*** Begin section ***
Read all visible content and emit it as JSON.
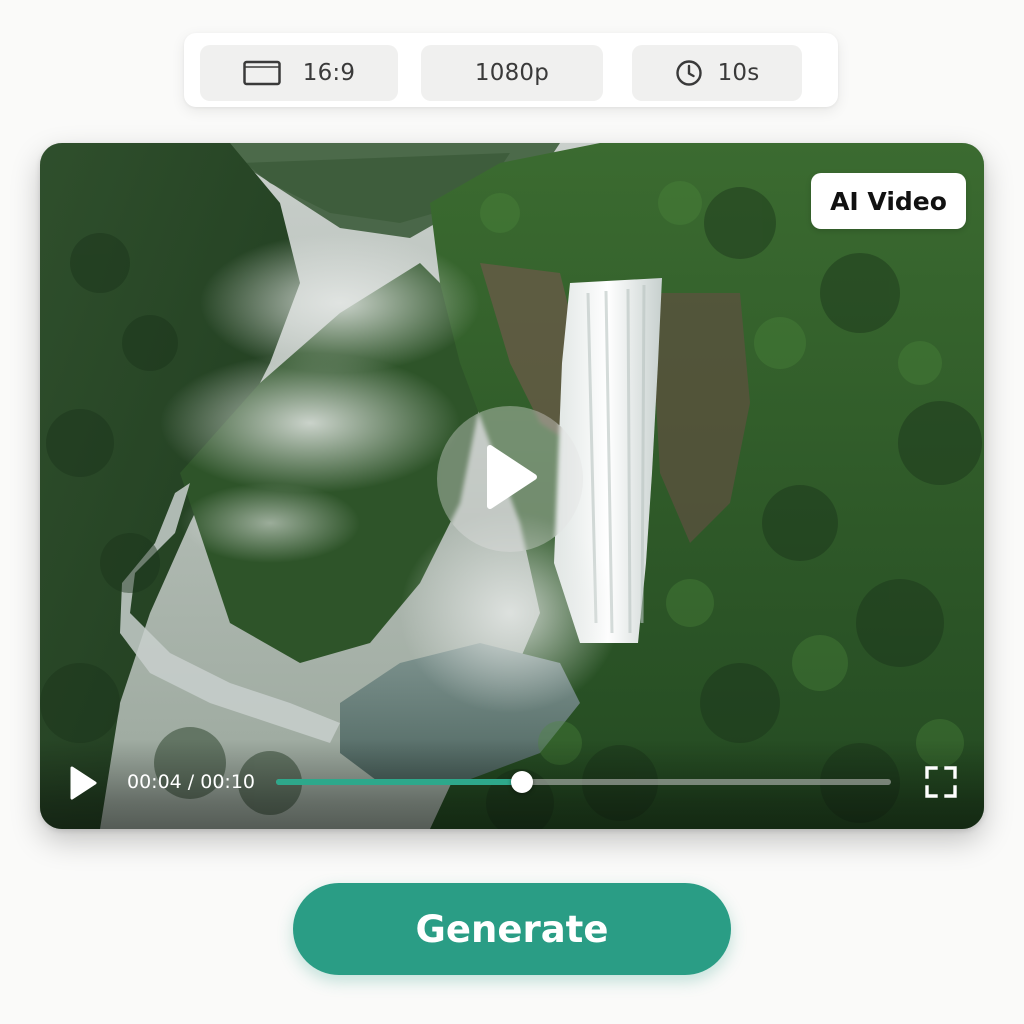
{
  "settings": {
    "aspect_ratio": {
      "icon": "aspect-ratio-icon",
      "label": "16:9"
    },
    "resolution": {
      "label": "1080p"
    },
    "duration": {
      "icon": "clock-icon",
      "label": "10s"
    }
  },
  "player": {
    "badge": "AI Video",
    "current_time": "00:04",
    "separator": " / ",
    "total_time": "00:10",
    "progress": 0.4,
    "icons": {
      "center": "play-icon",
      "control": "play-icon",
      "fullscreen": "fullscreen-icon"
    },
    "scene": "waterfall-in-jungle-gorge"
  },
  "actions": {
    "generate_label": "Generate"
  },
  "colors": {
    "accent": "#2a9d85",
    "progress_fill": "#2ea88b",
    "chip_bg": "#f0f0ef",
    "page_bg": "#fafaf9"
  }
}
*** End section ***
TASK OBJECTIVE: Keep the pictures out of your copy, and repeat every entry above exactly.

ANSWER TO THIS PROBLEM:
Read all visible content and emit it as JSON.
{
  "settings": {
    "aspect_ratio": {
      "icon": "aspect-ratio-icon",
      "label": "16:9"
    },
    "resolution": {
      "label": "1080p"
    },
    "duration": {
      "icon": "clock-icon",
      "label": "10s"
    }
  },
  "player": {
    "badge": "AI Video",
    "current_time": "00:04",
    "separator": " / ",
    "total_time": "00:10",
    "progress": 0.4,
    "icons": {
      "center": "play-icon",
      "control": "play-icon",
      "fullscreen": "fullscreen-icon"
    },
    "scene": "waterfall-in-jungle-gorge"
  },
  "actions": {
    "generate_label": "Generate"
  },
  "colors": {
    "accent": "#2a9d85",
    "progress_fill": "#2ea88b",
    "chip_bg": "#f0f0ef",
    "page_bg": "#fafaf9"
  }
}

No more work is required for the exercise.